* PROBLEM TO SOLVE
Search the entries below for the string "icon" and copy the lines that hold it.

* RECORDED INFORMATION
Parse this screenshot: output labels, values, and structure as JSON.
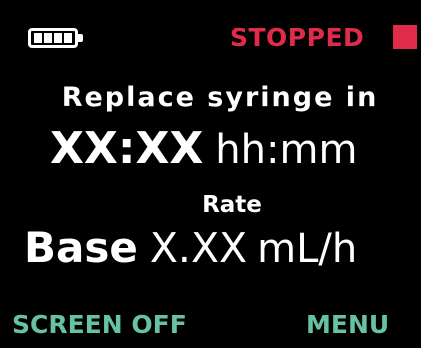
{
  "status_bar": {
    "battery_icon": "battery-full-icon",
    "battery_segments": 4,
    "status_text": "STOPPED",
    "status_icon": "stop-square-icon",
    "status_color": "#e12b4a"
  },
  "main": {
    "replace_label": "Replace syringe in",
    "time_value": "XX:XX",
    "time_unit": "hh:mm",
    "rate_label": "Rate",
    "rate_mode": "Base",
    "rate_value": "X.XX",
    "rate_unit": "mL/h"
  },
  "softkeys": {
    "left_label": "SCREEN OFF",
    "right_label": "MENU",
    "color": "#66c2a5"
  },
  "colors": {
    "background": "#000000",
    "text": "#ffffff"
  }
}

* ANSWER
    "battery_icon": "battery-full-icon",
    "status_icon": "stop-square-icon",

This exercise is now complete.